» What to do: Every record is to be returned as written, with no omissions.

Data for this task START

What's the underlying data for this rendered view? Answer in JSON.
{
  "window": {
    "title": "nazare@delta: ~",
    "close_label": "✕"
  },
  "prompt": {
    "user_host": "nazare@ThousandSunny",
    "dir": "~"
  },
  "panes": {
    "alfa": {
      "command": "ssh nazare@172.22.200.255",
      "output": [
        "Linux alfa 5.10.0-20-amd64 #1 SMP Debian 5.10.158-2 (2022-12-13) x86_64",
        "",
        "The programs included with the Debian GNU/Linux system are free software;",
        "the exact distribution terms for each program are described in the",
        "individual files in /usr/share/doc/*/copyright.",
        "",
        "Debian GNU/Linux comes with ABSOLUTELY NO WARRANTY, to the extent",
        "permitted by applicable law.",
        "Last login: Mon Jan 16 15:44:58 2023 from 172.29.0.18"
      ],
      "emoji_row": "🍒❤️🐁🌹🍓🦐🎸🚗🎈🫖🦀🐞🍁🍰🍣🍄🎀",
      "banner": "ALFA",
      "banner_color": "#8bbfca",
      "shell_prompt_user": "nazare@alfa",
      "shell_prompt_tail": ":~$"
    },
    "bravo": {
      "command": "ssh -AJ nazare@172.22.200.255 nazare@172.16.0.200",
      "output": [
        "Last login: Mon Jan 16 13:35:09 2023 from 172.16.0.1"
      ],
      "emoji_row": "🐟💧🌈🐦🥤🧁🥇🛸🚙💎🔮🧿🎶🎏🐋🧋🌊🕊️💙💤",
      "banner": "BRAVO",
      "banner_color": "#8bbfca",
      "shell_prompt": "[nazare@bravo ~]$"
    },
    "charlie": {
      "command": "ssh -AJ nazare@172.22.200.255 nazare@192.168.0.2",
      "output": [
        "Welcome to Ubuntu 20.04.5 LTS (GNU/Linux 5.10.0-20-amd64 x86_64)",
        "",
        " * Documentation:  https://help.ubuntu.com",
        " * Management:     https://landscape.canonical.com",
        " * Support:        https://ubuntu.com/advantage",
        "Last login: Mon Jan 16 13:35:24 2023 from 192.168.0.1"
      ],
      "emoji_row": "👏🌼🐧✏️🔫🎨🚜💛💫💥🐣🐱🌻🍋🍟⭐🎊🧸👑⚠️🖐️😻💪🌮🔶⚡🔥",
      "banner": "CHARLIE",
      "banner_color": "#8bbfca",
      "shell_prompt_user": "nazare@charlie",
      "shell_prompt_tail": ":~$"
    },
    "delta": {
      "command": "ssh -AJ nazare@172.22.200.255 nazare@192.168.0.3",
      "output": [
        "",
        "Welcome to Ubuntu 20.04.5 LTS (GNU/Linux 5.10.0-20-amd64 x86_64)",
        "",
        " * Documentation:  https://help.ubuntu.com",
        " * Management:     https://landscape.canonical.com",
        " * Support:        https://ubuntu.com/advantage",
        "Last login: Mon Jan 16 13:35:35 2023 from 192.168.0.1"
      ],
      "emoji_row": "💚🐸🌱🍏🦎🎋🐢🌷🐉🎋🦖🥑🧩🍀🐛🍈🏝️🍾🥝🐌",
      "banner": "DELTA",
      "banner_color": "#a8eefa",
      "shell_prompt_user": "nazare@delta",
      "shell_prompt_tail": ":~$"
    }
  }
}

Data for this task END

» Exercise solution:
What's the underlying data for this rendered view? Answer in JSON.
{
  "window": {
    "title": "nazare@delta: ~",
    "close_label": "✕"
  },
  "prompt": {
    "user_host": "nazare@ThousandSunny",
    "dir": "~"
  },
  "panes": {
    "alfa": {
      "command": "ssh nazare@172.22.200.255",
      "output": [
        "Linux alfa 5.10.0-20-amd64 #1 SMP Debian 5.10.158-2 (2022-12-13) x86_64",
        "",
        "The programs included with the Debian GNU/Linux system are free software;",
        "the exact distribution terms for each program are described in the",
        "individual files in /usr/share/doc/*/copyright.",
        "",
        "Debian GNU/Linux comes with ABSOLUTELY NO WARRANTY, to the extent",
        "permitted by applicable law.",
        "Last login: Mon Jan 16 15:44:58 2023 from 172.29.0.18"
      ],
      "emoji_row": "🍒❤️🐁🌹🍓🦐🎸🚗🎈🫖🦀🐞🍁🍰🍣🍄🎀",
      "banner": "ALFA",
      "banner_color": "#8bbfca",
      "shell_prompt_user": "nazare@alfa",
      "shell_prompt_tail": ":~$"
    },
    "bravo": {
      "command": "ssh -AJ nazare@172.22.200.255 nazare@172.16.0.200",
      "output": [
        "Last login: Mon Jan 16 13:35:09 2023 from 172.16.0.1"
      ],
      "emoji_row": "🐟💧🌈🐦🥤🧁🥇🛸🚙💎🔮🧿🎶🎏🐋🧋🌊🕊️💙💤",
      "banner": "BRAVO",
      "banner_color": "#8bbfca",
      "shell_prompt": "[nazare@bravo ~]$"
    },
    "charlie": {
      "command": "ssh -AJ nazare@172.22.200.255 nazare@192.168.0.2",
      "output": [
        "Welcome to Ubuntu 20.04.5 LTS (GNU/Linux 5.10.0-20-amd64 x86_64)",
        "",
        " * Documentation:  https://help.ubuntu.com",
        " * Management:     https://landscape.canonical.com",
        " * Support:        https://ubuntu.com/advantage",
        "Last login: Mon Jan 16 13:35:24 2023 from 192.168.0.1"
      ],
      "emoji_row": "👏🌼🐧✏️🔫🎨🚜💛💫💥🐣🐱🌻🍋🍟⭐🎊🧸👑⚠️🖐️😻💪🌮🔶⚡🔥",
      "banner": "CHARLIE",
      "banner_color": "#8bbfca",
      "shell_prompt_user": "nazare@charlie",
      "shell_prompt_tail": ":~$"
    },
    "delta": {
      "command": "ssh -AJ nazare@172.22.200.255 nazare@192.168.0.3",
      "output": [
        "",
        "Welcome to Ubuntu 20.04.5 LTS (GNU/Linux 5.10.0-20-amd64 x86_64)",
        "",
        " * Documentation:  https://help.ubuntu.com",
        " * Management:     https://landscape.canonical.com",
        " * Support:        https://ubuntu.com/advantage",
        "Last login: Mon Jan 16 13:35:35 2023 from 192.168.0.1"
      ],
      "emoji_row": "💚🐸🌱🍏🦎🎋🐢🌷🐉🎋🦖🥑🧩🍀🐛🍈🏝️🍾🥝🐌",
      "banner": "DELTA",
      "banner_color": "#a8eefa",
      "shell_prompt_user": "nazare@delta",
      "shell_prompt_tail": ":~$"
    }
  }
}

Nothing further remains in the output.